You cannot be what you cannot see, and for years I never saw myself represented on screen. That is why representation matters. Not seeing an openly bisexual and confident character on screen made me ashamed of my romantic attraction to both men and women and forced me to bury it deep down for a long time. Bisexual people make up 50% of the LGBTQIA community, yet only 25% of the queer characters on television (across all platforms: broadcast, cable, and streaming originals). According to GLAAD’s Where We Are on TV 2019 report, this is a decrease in percentage from the year before. Television is one of the most influential media forms in popular culture, and inaccurate depictions of queer characters on screen is damaging to both queer people and the people around them. When media representation is false or when it erases an entire part of the population, it can have harmful consequences. Research from the American Psychiatric Association has shown that the bisexual population show poorer mental health compared to heterosexual, lesbian, and gay people. In part due to ‘hostility’ from within the LGBTQ community itself and because bi people are more likely to hide their identity which leads to more stress and anxiety. According to the LGBT Movement Advancement Project , bisexual individuals also show poorer physical health and higher poverty rates. Last but not least, according to the CDC’s National Intimate Partner and Sexual Violence Survey, ‘Within the LGBTQ community, transgender people and bisexual women face the most alarming rates of sexual violence’. These statistics are terrifying, yet we do not discuss them enough and bisexual issues remain underfunded or not funded at all.

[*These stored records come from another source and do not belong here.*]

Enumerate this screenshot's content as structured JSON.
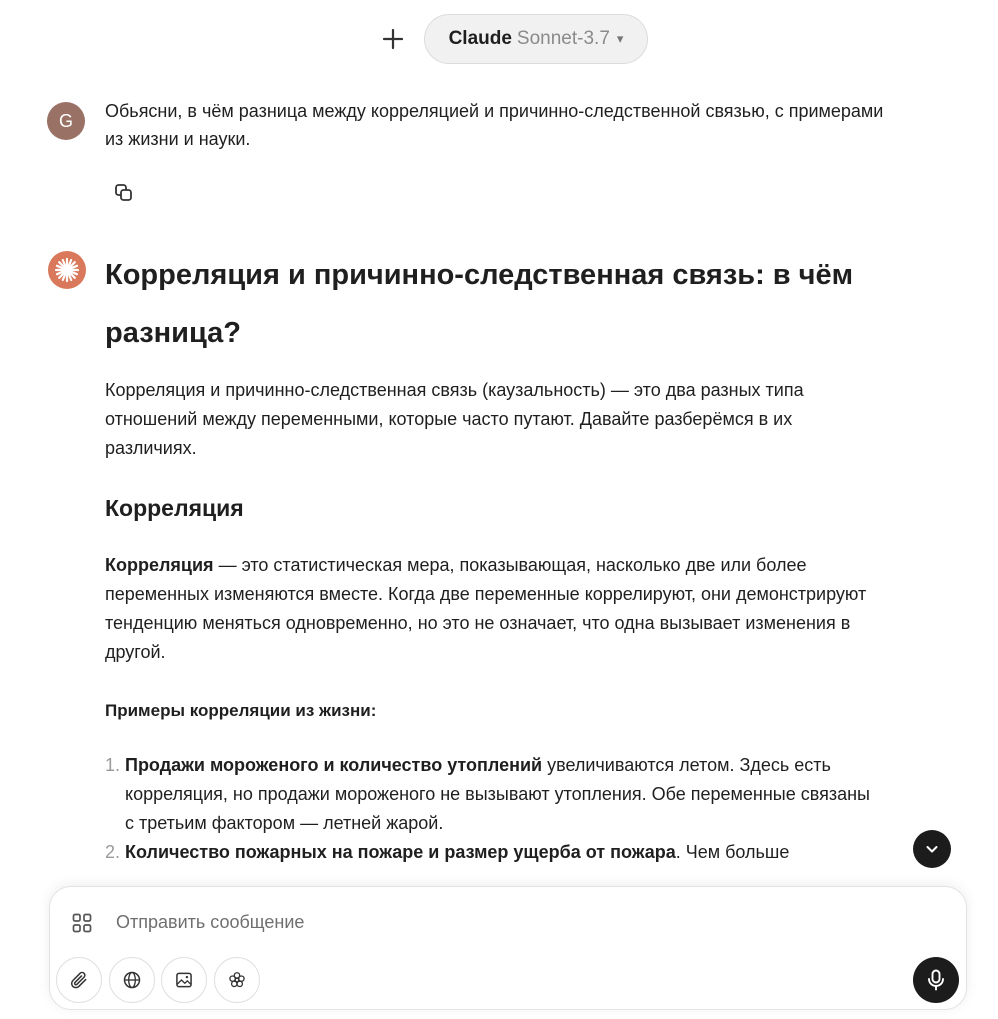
{
  "header": {
    "model_name": "Claude",
    "model_version": "Sonnet-3.7",
    "chevron": "▾"
  },
  "user": {
    "avatar_letter": "G",
    "message": "Обьясни, в чём разница между корреляцией и причинно-следственной связью, с примерами из жизни и науки."
  },
  "response": {
    "title": "Корреляция и причинно-следственная связь: в чём разница?",
    "intro": "Корреляция и причинно-следственная связь (каузальность) — это два разных типа отношений между переменными, которые часто путают. Давайте разберёмся в их различиях.",
    "section1": {
      "heading": "Корреляция",
      "definition_term": "Корреляция",
      "definition_text": " — это статистическая мера, показывающая, насколько две или более переменных изменяются вместе. Когда две переменные коррелируют, они демонстрируют тенденцию меняться одновременно, но это не означает, что одна вызывает изменения в другой.",
      "examples_heading": "Примеры корреляции из жизни:",
      "examples": [
        {
          "bold": "Продажи мороженого и количество утоплений",
          "text": " увеличиваются летом. Здесь есть корреляция, но продажи мороженого не вызывают утопления. Обе переменные связаны с третьим фактором — летней жарой."
        },
        {
          "bold": "Количество пожарных на пожаре и размер ущерба от пожара",
          "text": ". Чем больше"
        }
      ]
    }
  },
  "composer": {
    "placeholder": "Отправить сообщение"
  },
  "icons": {
    "new_chat": "plus-icon",
    "copy": "copy-icon",
    "claude": "claude-starburst-icon",
    "scroll_down": "chevron-down-icon",
    "apps": "apps-grid-icon",
    "attach": "paperclip-icon",
    "web": "globe-icon",
    "image": "image-icon",
    "tools": "flower-icon",
    "mic": "microphone-icon"
  },
  "colors": {
    "user_avatar": "#9a7265",
    "claude_avatar": "#d9785a",
    "dark_button": "#1c1c1c"
  }
}
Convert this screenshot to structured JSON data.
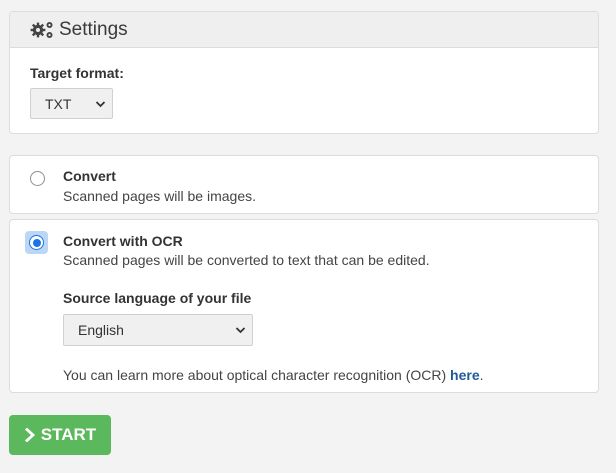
{
  "settings": {
    "title": "Settings",
    "icon": "gears-icon",
    "target_format_label": "Target format:",
    "target_format_value": "TXT"
  },
  "options": {
    "convert": {
      "title": "Convert",
      "description": "Scanned pages will be images.",
      "selected": false
    },
    "ocr": {
      "title": "Convert with OCR",
      "description": "Scanned pages will be converted to text that can be edited.",
      "selected": true,
      "source_language_label": "Source language of your file",
      "source_language_value": "English",
      "learn_more_prefix": "You can learn more about optical character recognition (OCR) ",
      "learn_more_link": "here",
      "learn_more_suffix": "."
    }
  },
  "start_button": {
    "label": "START",
    "icon": "chevron-right-icon",
    "color": "#5cb85c"
  },
  "colors": {
    "accent": "#1a73e8",
    "link": "#1e5a9a"
  }
}
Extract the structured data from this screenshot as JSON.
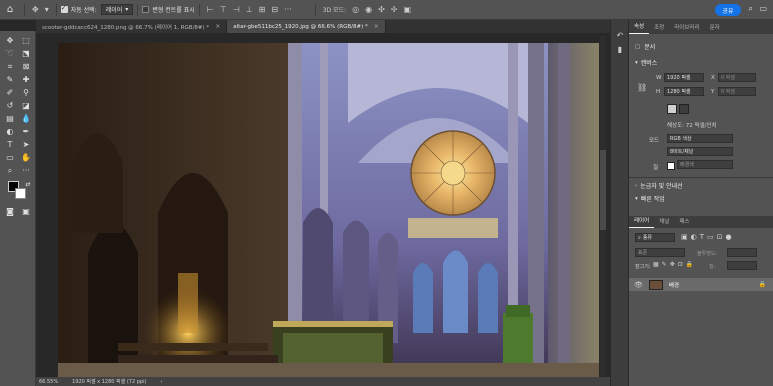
{
  "optbar": {
    "autoselect_label": "자동 선택:",
    "autoselect_value": "레이어",
    "transform_label": "변형 컨트롤 표시",
    "share_label": "공유"
  },
  "tabs": [
    {
      "label": "scooter-gddcacc624_1280.png @ 66.7% (레이어 1, RGB/8#) *"
    },
    {
      "label": "altar-gbe511bc25_1920.jpg @ 66.6% (RGB/8#) *"
    }
  ],
  "status": {
    "zoom": "66.55%",
    "doc_info": "1920 픽셀 x 1280 픽셀 (72 ppi)"
  },
  "properties": {
    "tabs": [
      "속성",
      "조정",
      "라이브러리",
      "문자"
    ],
    "doc_label": "문서",
    "canvas_label": "캔버스",
    "w_label": "W",
    "w_value": "1920 픽셀",
    "x_label": "X",
    "x_value": "0 픽셀",
    "h_label": "H",
    "h_value": "1280 픽셀",
    "y_label": "Y",
    "y_value": "0 픽셀",
    "resolution": "해상도: 72 픽셀/인치",
    "mode_label": "모드",
    "mode_value": "RGB 색상",
    "depth_value": "8비트/채널",
    "fill_label": "칠",
    "fill_value": "배경색",
    "guides_label": "눈금자 및 안내선",
    "more_label": "빠른 작업"
  },
  "layers": {
    "tabs": [
      "레이어",
      "채널",
      "패스"
    ],
    "filter_label": "종류",
    "blend_mode": "표준",
    "opacity_label": "불투명도:",
    "lock_label": "잠그기:",
    "fill_label": "칠:",
    "layer_name": "배경"
  },
  "colors": {
    "accent": "#1473e6",
    "panel": "#535353",
    "canvas_bg": "#282828"
  }
}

Bisexuals are often seen as the ‘invisible minority’. In a world so focused on compulsory monosexism, bisexuality is, to some extent, invisible. People are put in boxes according to the gender of the person that they are dating at a certain time, furthering the belief that bisexuality is a stepping stone towards either heterosexuality or homosexuality. Television, by not naming the few queer relationships it has portrayed as ‘bisexual’, has played a part in bi-erasure. However, in recent years it has slowly moved in the right direction. Unlike films, the serial aspect of television offers an opportunity to portray bisexuality accurately. Series can follow the lives and therefore, relationships, of characters over years and even decades, making it the perfect medium to portray accurate, or at least, better, representations of bisexuality. In recent years bisexual+ representations on screen have evolved from a punchline to an important discussion. Having openly bisexual characters on TV today such as Rosa Diaz in Brooklyn Nine-Nine, Petra Solano in Jane the Virgin, and Darryll Whitefeather on Crazy Ex-Girlfriend will help the normalisation of bisexuality and therefore minimise marginalisation. There is still a long way to go, especially in terms of representation of bi men, but this progress is significant. Hopefully bisexual representation will continue to increase, helping more and more people coming to terms with their sexuality and that of the people around them.
Introduction By Kirsty Taylor
Article by Marion Jochmans